Kano, Nigeria: Nigeria’s military on Saturday imposed a 24-hour curfew in parts of a northeastern city as soldiers pressed on with a campaign against Boko Haram Islamists that has sent people fleeing from their homes.
Nigeria launched the sweeping operation this week, deploying thousands of troops across three states where President Goodluck Jonathan declared a state of emergency after the Islamists seized territory and chased out the government.
The group, which has said it wants to create an Islamic state in Nigeria’s mainly Muslim north, has carried out scores of attacks since 2010, and has become emboldened and better armed in recent months.
In the city of Maiduguri, the Borno state capital and Boko Haram’s traditional home base, a “24-hour curfew” was imposed in 12 neighbourhoods, military spokesman Lieutenant Colonel Sagir Mousa said in a statement.
In a separate release, the military claimed the killing of “10 suspected terrorists” in one Maiduguri neighbourhood and arrested 65 others who were trying to enter the city after fleeing aerial bombardments elsewhere.
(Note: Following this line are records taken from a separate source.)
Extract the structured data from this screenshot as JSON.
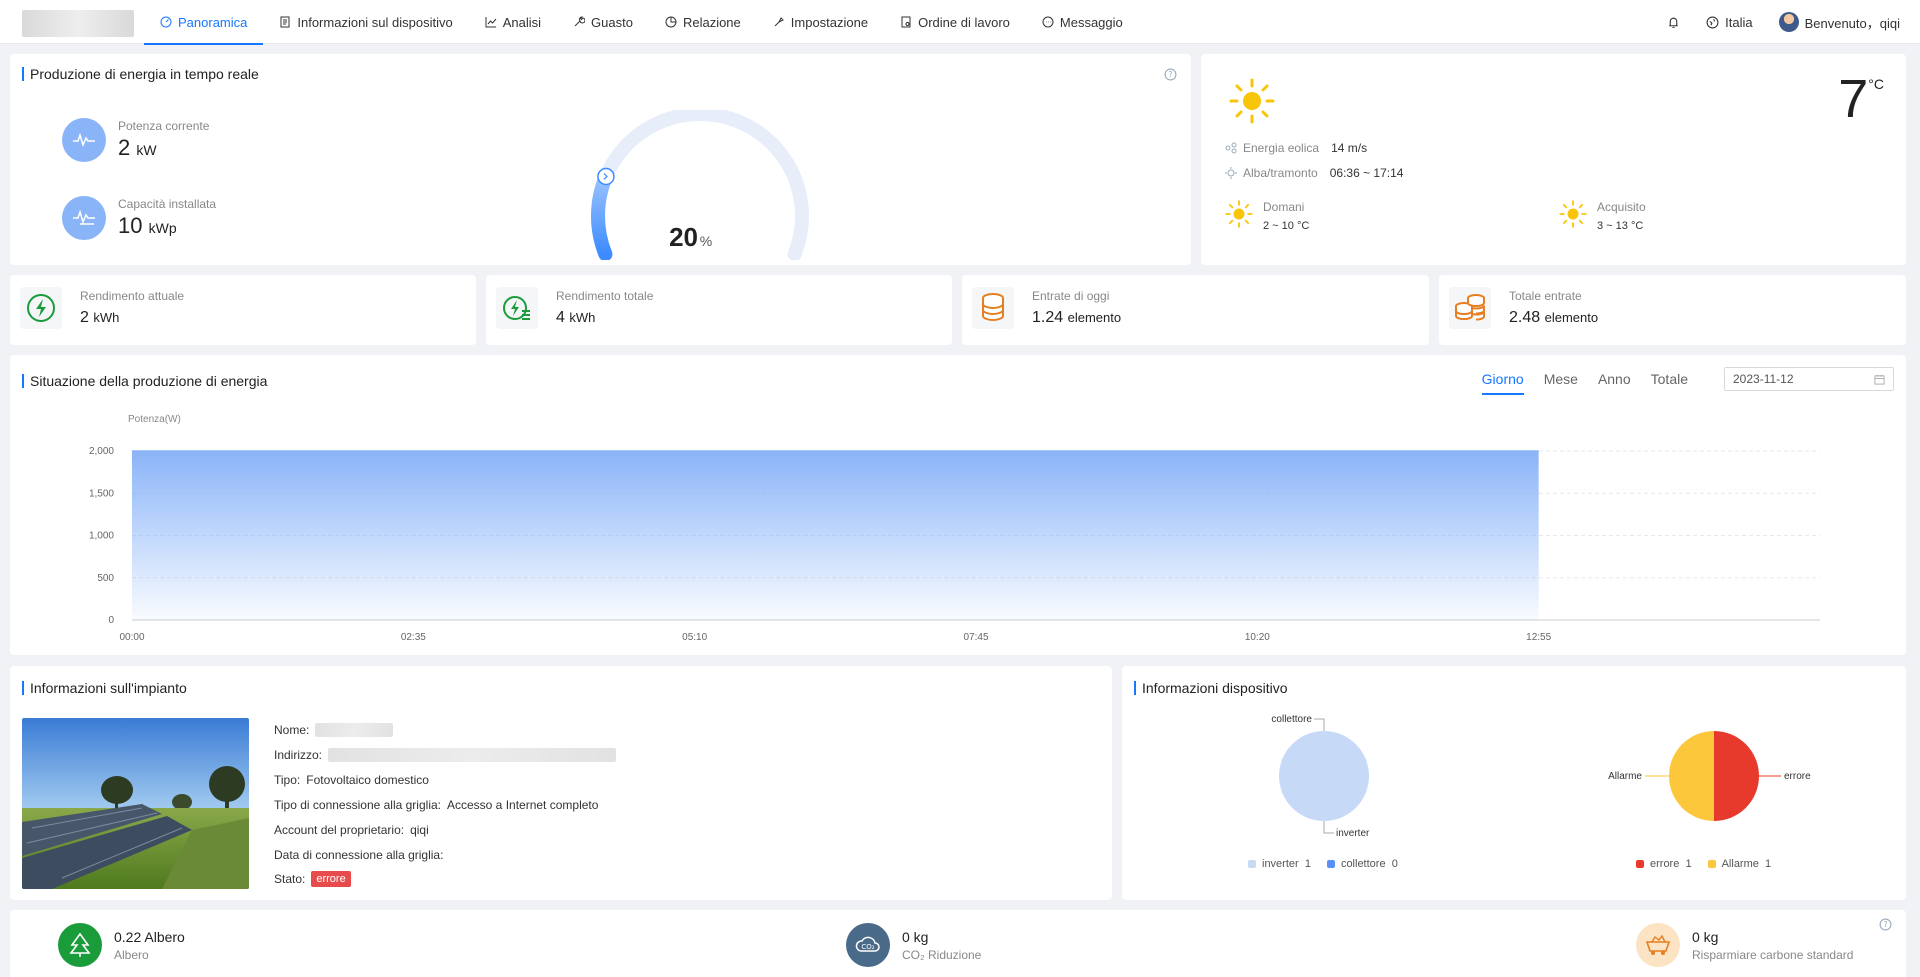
{
  "nav": {
    "items": [
      {
        "label": "Panoramica",
        "icon": "dashboard-icon",
        "active": true
      },
      {
        "label": "Informazioni sul dispositivo",
        "icon": "device-icon"
      },
      {
        "label": "Analisi",
        "icon": "chart-line-icon"
      },
      {
        "label": "Guasto",
        "icon": "wrench-icon"
      },
      {
        "label": "Relazione",
        "icon": "pie-icon"
      },
      {
        "label": "Impostazione",
        "icon": "tool-icon"
      },
      {
        "label": "Ordine di lavoro",
        "icon": "order-icon"
      },
      {
        "label": "Messaggio",
        "icon": "message-icon"
      }
    ],
    "language": "Italia",
    "welcome": "Benvenuto，qiqi"
  },
  "realtime": {
    "title": "Produzione di energia in tempo reale",
    "current_power_label": "Potenza corrente",
    "current_power_value": "2",
    "current_power_unit": "kW",
    "capacity_label": "Capacità installata",
    "capacity_value": "10",
    "capacity_unit": "kWp",
    "gauge_value": "20",
    "gauge_unit": "%",
    "gauge_fraction": 0.2
  },
  "weather": {
    "temperature": "7",
    "temp_unit": "°C",
    "wind_label": "Energia eolica",
    "wind_value": "14 m/s",
    "sun_label": "Alba/tramonto",
    "sun_value": "06:36 ~ 17:14",
    "tomorrow_label": "Domani",
    "tomorrow_value": "2 ~ 10 °C",
    "next_label": "Acquisito",
    "next_value": "3 ~ 13 °C"
  },
  "stats": [
    {
      "label": "Rendimento attuale",
      "value": "2",
      "unit": "kWh",
      "icon": "bolt-circle-icon"
    },
    {
      "label": "Rendimento totale",
      "value": "4",
      "unit": "kWh",
      "icon": "bolt-list-icon"
    },
    {
      "label": "Entrate di oggi",
      "value": "1.24",
      "unit": "elemento",
      "icon": "coin-stack-icon"
    },
    {
      "label": "Totale entrate",
      "value": "2.48",
      "unit": "elemento",
      "icon": "coins-icon"
    }
  ],
  "production": {
    "title": "Situazione della produzione di energia",
    "tabs": [
      "Giorno",
      "Mese",
      "Anno",
      "Totale"
    ],
    "active_tab": "Giorno",
    "date": "2023-11-12"
  },
  "chart_data": {
    "type": "area",
    "ylabel": "Potenza(W)",
    "y_ticks": [
      "2,000",
      "1,500",
      "1,000",
      "500",
      "0"
    ],
    "x_ticks": [
      "00:00",
      "02:35",
      "05:10",
      "07:45",
      "10:20",
      "12:55"
    ],
    "ylim": [
      0,
      2000
    ],
    "x_range_minutes": [
      0,
      930
    ],
    "series": [
      {
        "x_minutes": [
          0,
          775
        ],
        "values": [
          2000,
          2000
        ]
      }
    ],
    "color": "#8ab4f8"
  },
  "plant": {
    "title": "Informazioni sull'impianto",
    "name_label": "Nome:",
    "address_label": "Indirizzo:",
    "type_label": "Tipo:",
    "type_value": "Fotovoltaico domestico",
    "grid_type_label": "Tipo di connessione alla griglia:",
    "grid_type_value": "Accesso a Internet completo",
    "owner_label": "Account del proprietario:",
    "owner_value": "qiqi",
    "grid_date_label": "Data di connessione alla griglia:",
    "status_label": "Stato:",
    "status_value": "errore"
  },
  "devices": {
    "title": "Informazioni dispositivo",
    "pie1": {
      "labels": [
        "collettore",
        "inverter"
      ],
      "legend": [
        {
          "name": "inverter",
          "count": "1",
          "color": "#c6d9f7"
        },
        {
          "name": "collettore",
          "count": "0",
          "color": "#5b8ff9"
        }
      ]
    },
    "pie2": {
      "labels": [
        "Allarme",
        "errore"
      ],
      "legend": [
        {
          "name": "errore",
          "count": "1",
          "color": "#e8392d"
        },
        {
          "name": "Allarme",
          "count": "1",
          "color": "#fcc73a"
        }
      ]
    }
  },
  "eco": [
    {
      "value": "0.22 Albero",
      "label": "Albero",
      "icon": "tree-icon",
      "color": "#1a9c3a"
    },
    {
      "value": "0 kg",
      "label": "CO₂ Riduzione",
      "icon": "co2-cloud-icon",
      "color": "#4a6a8a"
    },
    {
      "value": "0 kg",
      "label": "Risparmiare carbone standard",
      "icon": "coal-cart-icon",
      "color": "#fbe3c4"
    }
  ]
}
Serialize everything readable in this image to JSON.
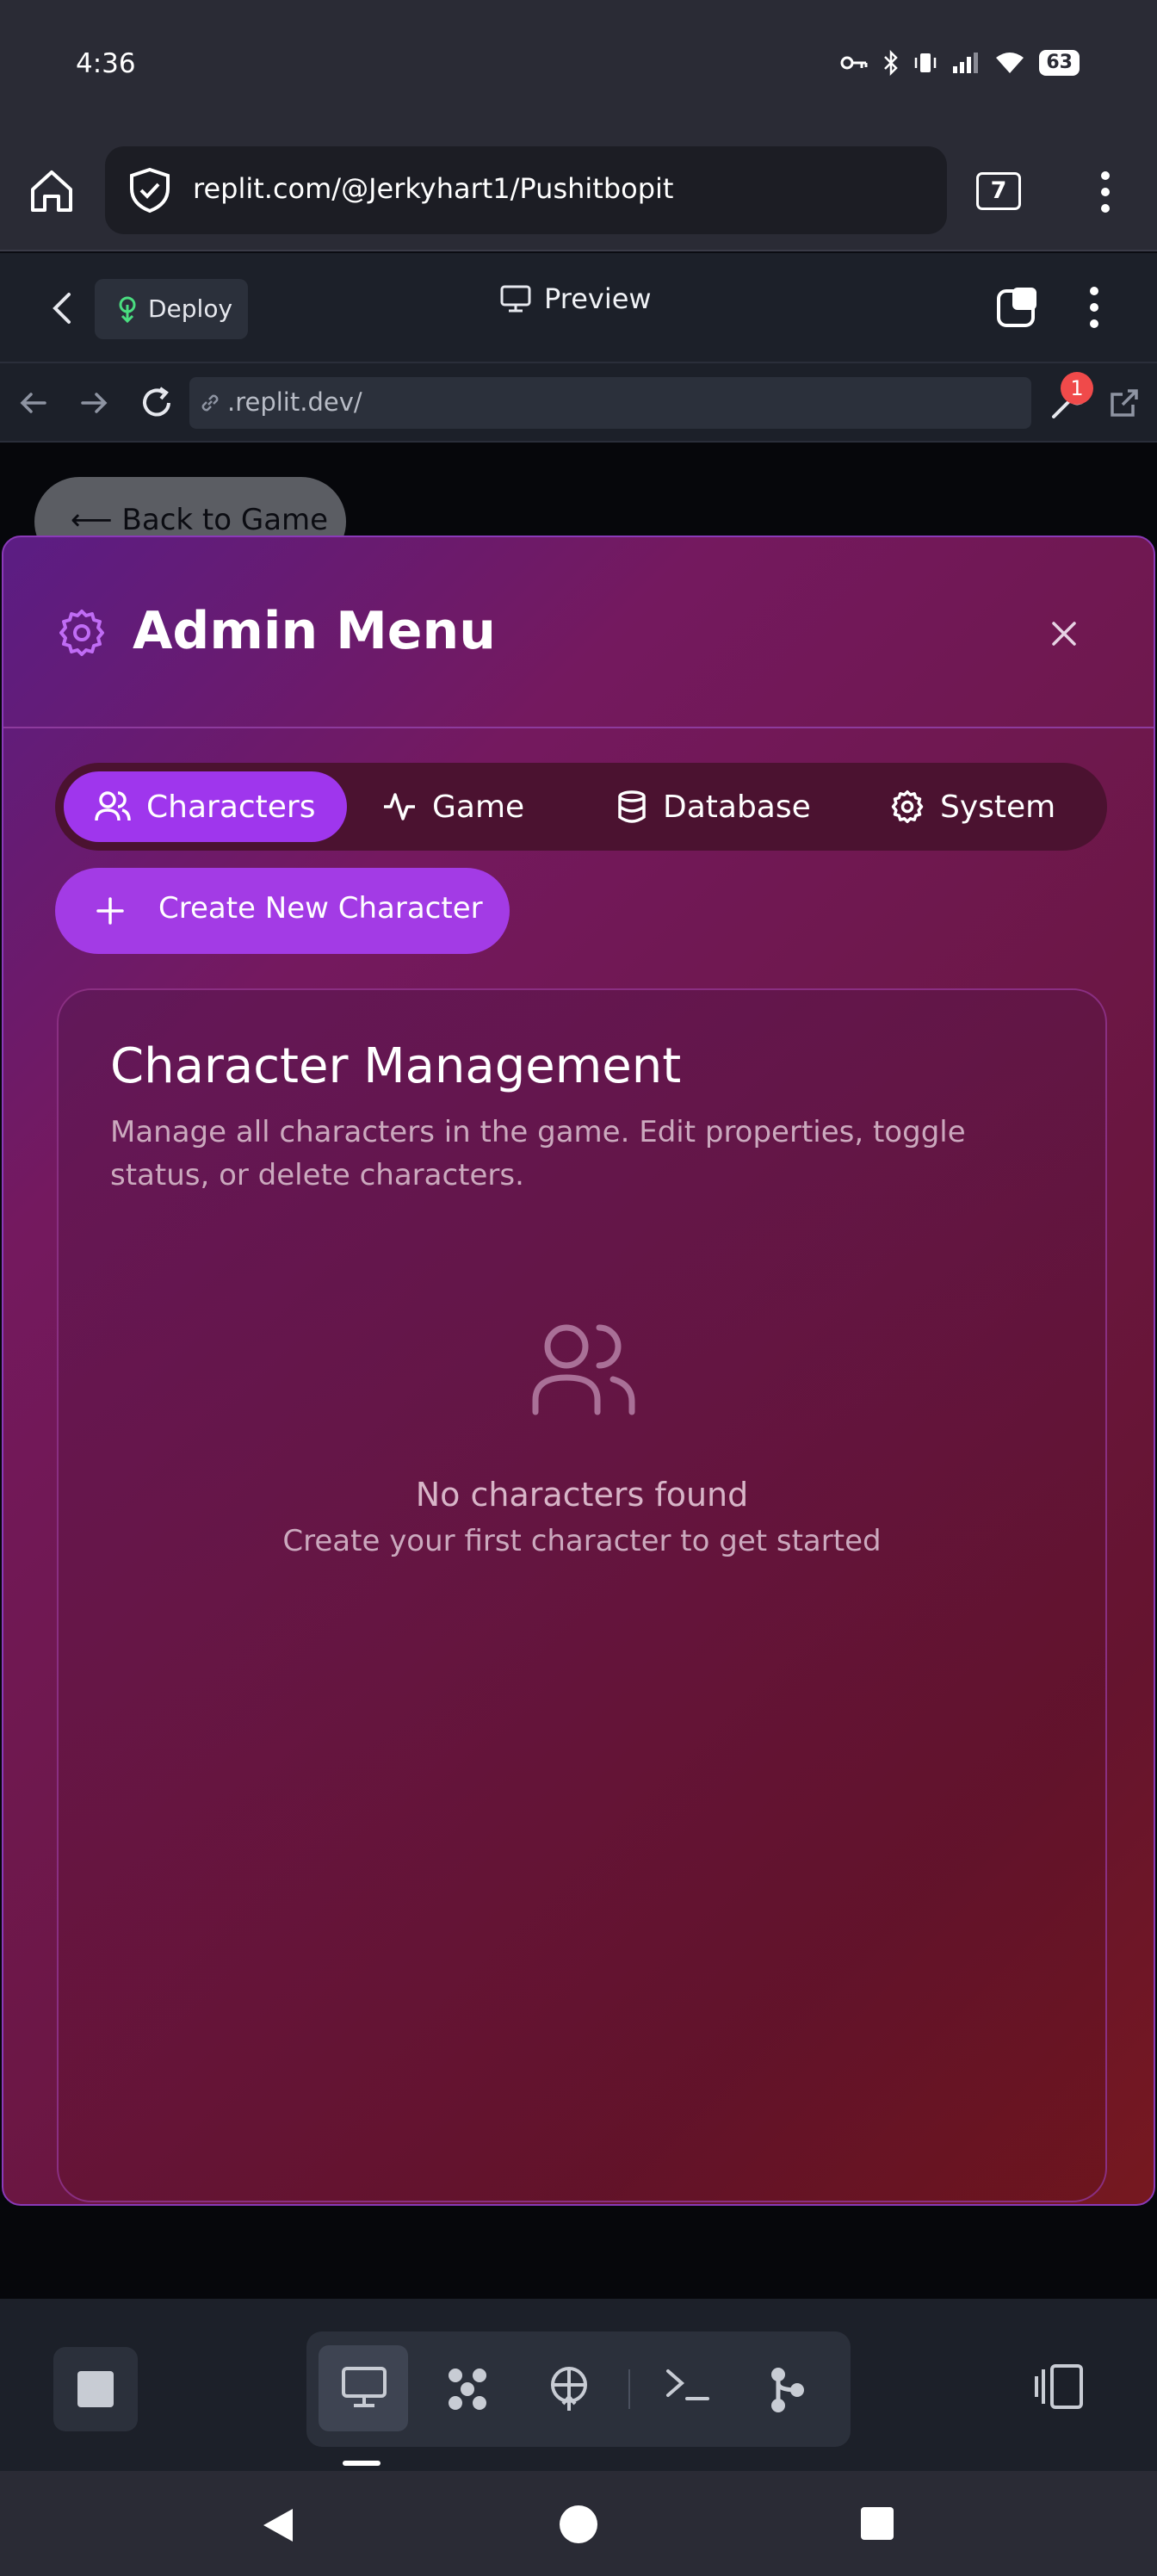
{
  "status_bar": {
    "time": "4:36",
    "battery": "63"
  },
  "browser": {
    "url": "replit.com/@Jerkyhart1/Pushitbopit",
    "tab_count": "7"
  },
  "replit_header": {
    "deploy_label": "Deploy",
    "preview_label": "Preview"
  },
  "webview": {
    "url": ".replit.dev/",
    "devtools_badge": "1"
  },
  "game": {
    "back_button": "⟵ Back to Game"
  },
  "admin_menu": {
    "title": "Admin Menu",
    "tabs": [
      {
        "label": "Characters",
        "icon": "users-icon",
        "active": true
      },
      {
        "label": "Game",
        "icon": "activity-icon",
        "active": false
      },
      {
        "label": "Database",
        "icon": "database-icon",
        "active": false
      },
      {
        "label": "System",
        "icon": "gear-icon",
        "active": false
      }
    ],
    "create_button": "Create New Character",
    "card": {
      "title": "Character Management",
      "description": "Manage all characters in the game. Edit properties, toggle status, or delete characters.",
      "empty_title": "No characters found",
      "empty_subtitle": "Create your first character to get started"
    }
  },
  "colors": {
    "accent": "#a33be5",
    "active_tab": "#9f36ed",
    "modal_border": "#8a3ab8"
  }
}
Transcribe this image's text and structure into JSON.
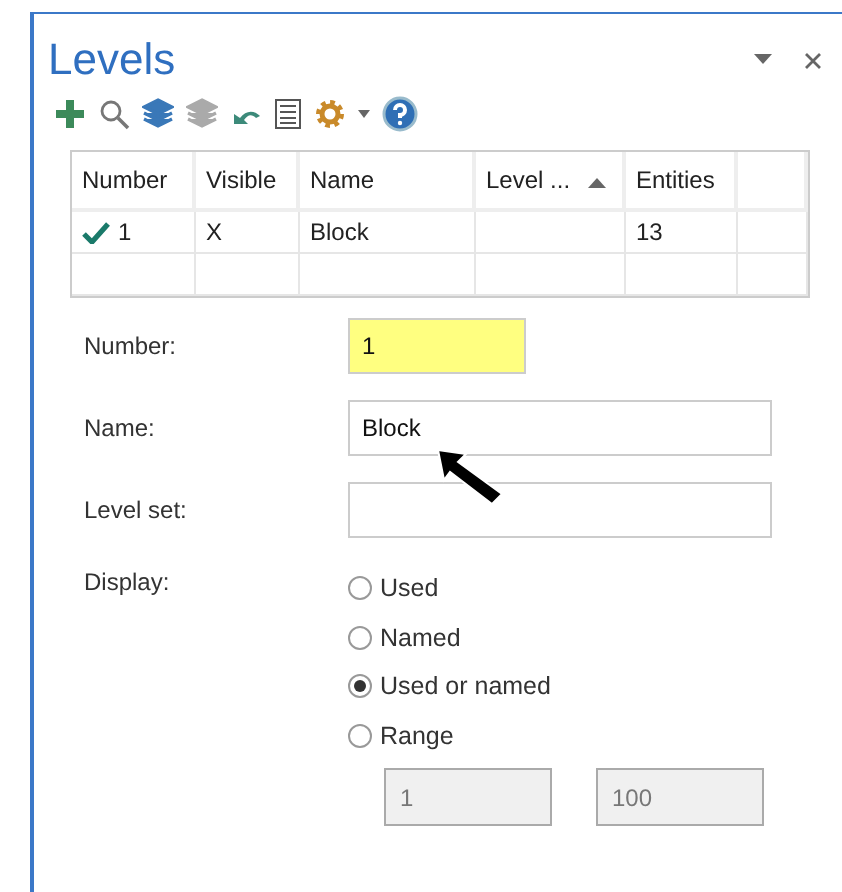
{
  "panel": {
    "title": "Levels"
  },
  "table": {
    "columns": [
      {
        "label": "Number",
        "sorted": false
      },
      {
        "label": "Visible",
        "sorted": false
      },
      {
        "label": "Name",
        "sorted": false
      },
      {
        "label": "Level ...",
        "sorted": true
      },
      {
        "label": "Entities",
        "sorted": false
      }
    ],
    "rows": [
      {
        "current": true,
        "cells": [
          "1",
          "X",
          "Block",
          "",
          "13"
        ]
      }
    ]
  },
  "fields": [
    {
      "label": "Number:",
      "value": "1",
      "highlighted": true
    },
    {
      "label": "Name:",
      "value": "Block",
      "highlighted": false
    },
    {
      "label": "Level set:",
      "highlighted": false
    }
  ],
  "display": {
    "label": "Display:",
    "options": [
      {
        "label": "Used",
        "selected": false
      },
      {
        "label": "Named",
        "selected": false
      },
      {
        "label": "Used or named",
        "selected": true
      },
      {
        "label": "Range",
        "selected": false
      }
    ],
    "range": [
      {
        "value": "1",
        "disabled": true
      },
      {
        "value": "100",
        "disabled": true
      }
    ]
  }
}
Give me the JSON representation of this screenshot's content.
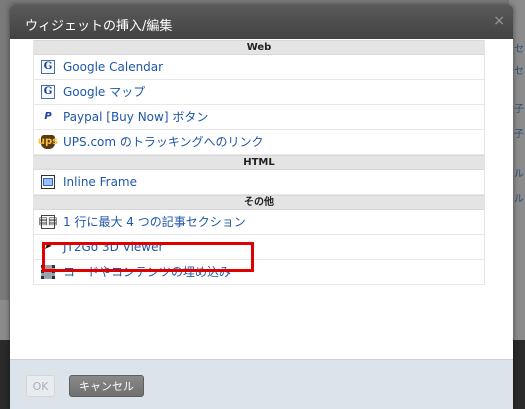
{
  "dialog": {
    "title": "ウィジェットの挿入/編集",
    "close_icon": "×"
  },
  "categories": {
    "web": "Web",
    "html": "HTML",
    "other": "その他"
  },
  "items": {
    "web": [
      {
        "label": "Google Calendar",
        "icon": "google-icon",
        "glyph": "G"
      },
      {
        "label": "Google マップ",
        "icon": "google-icon",
        "glyph": "G"
      },
      {
        "label": "Paypal [Buy Now] ボタン",
        "icon": "paypal-icon",
        "glyph": "P"
      },
      {
        "label": "UPS.com のトラッキングへのリンク",
        "icon": "ups-icon",
        "glyph": "ups"
      }
    ],
    "html": [
      {
        "label": "Inline Frame",
        "icon": "frame-icon"
      }
    ],
    "other": [
      {
        "label": "1 行に最大 4 つの記事セクション",
        "icon": "article-sections-icon",
        "glyph": "▤▤"
      },
      {
        "label": "JT2Go 3D Viewer",
        "icon": "jt2go-icon",
        "glyph": "➤"
      },
      {
        "label": "コードやコンテンツの埋め込み",
        "icon": "film-icon"
      }
    ]
  },
  "background": {
    "right_texts": [
      "セ",
      "セ",
      "子",
      "子",
      "ル",
      "ル"
    ]
  },
  "footer": {
    "ok_label": "OK",
    "cancel_label": "キャンセル"
  },
  "colors": {
    "link": "#1f57a8",
    "highlight": "#e00000",
    "titlebar": "#4a4a4a"
  }
}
The military said dozens of insurgents had been killed in the offensive targeting all three states put under emergency decree, including Adamawa and Yobe, but Borno is expected to see the most bloodshed.
Residents have begun escaping from a remote insurgent stronghold in Borno near the border with Cameroon after military fighter jets and helicopters carried out air strikes on Islamist camps.
In the Marte district, some people were fleeing east towards a town on the border about 40 kilometres away, called Gomboru Ngala.
“It has been scary in the past three days,” said Buba Yawuri, whose home is in the town of Kwalaram in Marte but is now in Gomboru Ngala.
“Fighter jets and helicopters kept hovering in the sky and we kept hearing huge explosions from afar,” he told AFP.
He said that as the air assaults began, the security forces told all residents to stay indoors, cutting off his family’s access to food and water.
“I couldn’t hold on any longer. I took the bush path” and reached Gomboru Ngala early on Saturday, he said.
A teacher who arrived in Gomboru Ngala on Saturday said he fled his village in Marte because he feared how the Islamist fighters might respond to the air strikes.
“I don’t want them to vent their anger on me,” Babakura Kachalla told AFP.
“I am a known school teacher and I know how much Boko Haram hates people like me,” a reference to the Islamist group’s name, which means “Western education is a sin”.
The phone network in Borno state has all but collapsed since the emergency measures were imposed but residents in Gomboru Ngala use phone services from Cameroon and have been sporadically reachable.
The remote, thinly populated region has porous borders where criminal groups and weapons have flowed freely for years.
The military has sealed previously unguarded crossings to block Boko Haram fighters from fleeing during the offensive.
The military campaign could prove to be the biggest yet against Boko Haram and is believed to be the first time Nigeria has carried out air strikes within its own territory in more than 25 years.
Aerial support was believed to have been used against rioters in the north in the early 1980s.
Many have warned that there is a risk of high civilian deaths and Nigeria’s military has been accused of massive rights violations in the past, including indiscriminate attacks on civilians.
US Secretary of State John Kerry said on Friday that he was “deeply concerned about the fighting in northeastern Nigeria” and urged the security forces to “apply disciplined use of force in all operations”.
There are also doubts as to whether the insurgency can be crushed by force, amid concern that the militants will scatter and re-emerge when the offensive eases.
“I don’t think that only using the stick can crush the movement. But, the stick combined with the carrot, that could achieve something,” said Marc-Antoine Perouse de Montclos, a Nigeria expert at the Institute for the Research of Development in Paris.
Nigeria has been urged by various camps to tackle the root causes of the conflict, including acute poverty and excessive government corruption which has helped radicalise many young Muslims in the north.
The conflict is estimated to have cost 3,600 lives since 2009, including killings by the security forces.